What antibiotic is used to treat an upper respiratory infection?
Amoxicillin is the preferred treatment in patients with acute bacterial rhinosinusitis. Short-course antibiotic therapy (median of five days’ duration) is as effective as longer-course treatment (median of 10 days’ duration) in patients with acute, uncomplicated bacterial rhinosinusitis.
Can you have bronchitis without a fever?
Symptoms of Acute Bronchitis One of the hallmark signs of bronchitis is a hacking cough that lasts for 5 days or more. Here are some other symptoms: Clear, yellow, white, or green phlegm. No fever, although you might have a low fever at times.
How do I know if my cough is viral or bacterial?

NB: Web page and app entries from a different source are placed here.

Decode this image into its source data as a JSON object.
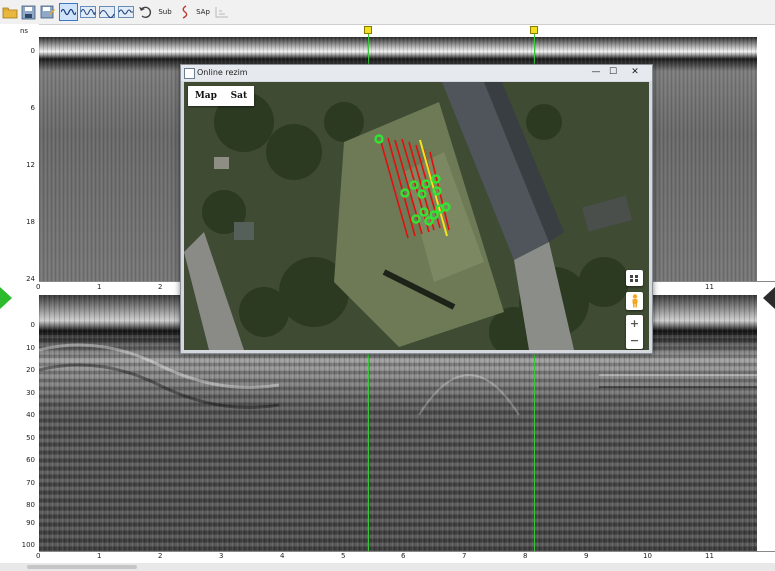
{
  "toolbar": {
    "buttons": [
      {
        "name": "open-folder-icon",
        "glyph": "📂"
      },
      {
        "name": "save-icon",
        "glyph": "💾"
      },
      {
        "name": "save-as-icon",
        "glyph": "🖫"
      },
      {
        "name": "wave-view-1-icon",
        "glyph": "∿",
        "selected": true
      },
      {
        "name": "wave-view-2-icon",
        "glyph": "∿"
      },
      {
        "name": "wave-view-3-icon",
        "glyph": "∿"
      },
      {
        "name": "wave-view-4-icon",
        "glyph": "∿"
      },
      {
        "name": "undo-icon",
        "glyph": "↶"
      }
    ],
    "sub_label": "Sub",
    "sap_label": "SAp"
  },
  "upper_panel": {
    "unit": "ns",
    "y_ticks": [
      "0",
      "6",
      "12",
      "18",
      "24"
    ],
    "x_ticks": [
      "0",
      "1",
      "2",
      "11"
    ]
  },
  "lower_panel": {
    "y_ticks": [
      "0",
      "10",
      "20",
      "30",
      "40",
      "50",
      "60",
      "70",
      "80",
      "90",
      "100"
    ],
    "x_ticks": [
      "0",
      "1",
      "2",
      "3",
      "4",
      "5",
      "6",
      "7",
      "8",
      "9",
      "10",
      "11"
    ]
  },
  "online_window": {
    "title": "Online rezim",
    "minimize_glyph": "—",
    "maximize_glyph": "☐",
    "close_glyph": "✕",
    "map_type": {
      "map_label": "Map",
      "sat_label": "Sat"
    },
    "zoom_in": "+",
    "zoom_out": "−"
  },
  "colors": {
    "accent_green": "#37c837",
    "track_red": "#e01010",
    "track_yellow": "#f4e21a",
    "marker_yellow": "#f0e020"
  }
}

Coughing that starts out dry is often the first sign of acute bronchitis. Small amounts of white mucus may be coughed up if the bronchitis is viral. If the color of the mucus changes to green or yellow, it may be a sign that a bacterial infection has also set in.
How do I know if my cough is bacterial or viral?
The symptoms of a bacterial infection and a virus are often very similar—fever, muscle aches, cough, and sore throat—but they require different treatments….Make an appointment if you have:Symptoms that last more than 10 days.Recurring fevers.Shortness of breath.Excessive yellow or green mucus.
How can I test myself for COPD?
You can do a little checking yourself with a stopwatch. Take a full breath; hold if for one second. Then, with your mouth open, blow out as hard and fast as you can. Your lungs should be completely emptied – meaning that you can blow no more air out even though you try– in no more than 4 to 6 seconds.
Will a respiratory infection go away on its own?
While most cases are mild and go away on their own without treatment beyond rest, extra fluids, and chicken soup, some are severe enough to be life-threatening and require hospitalization.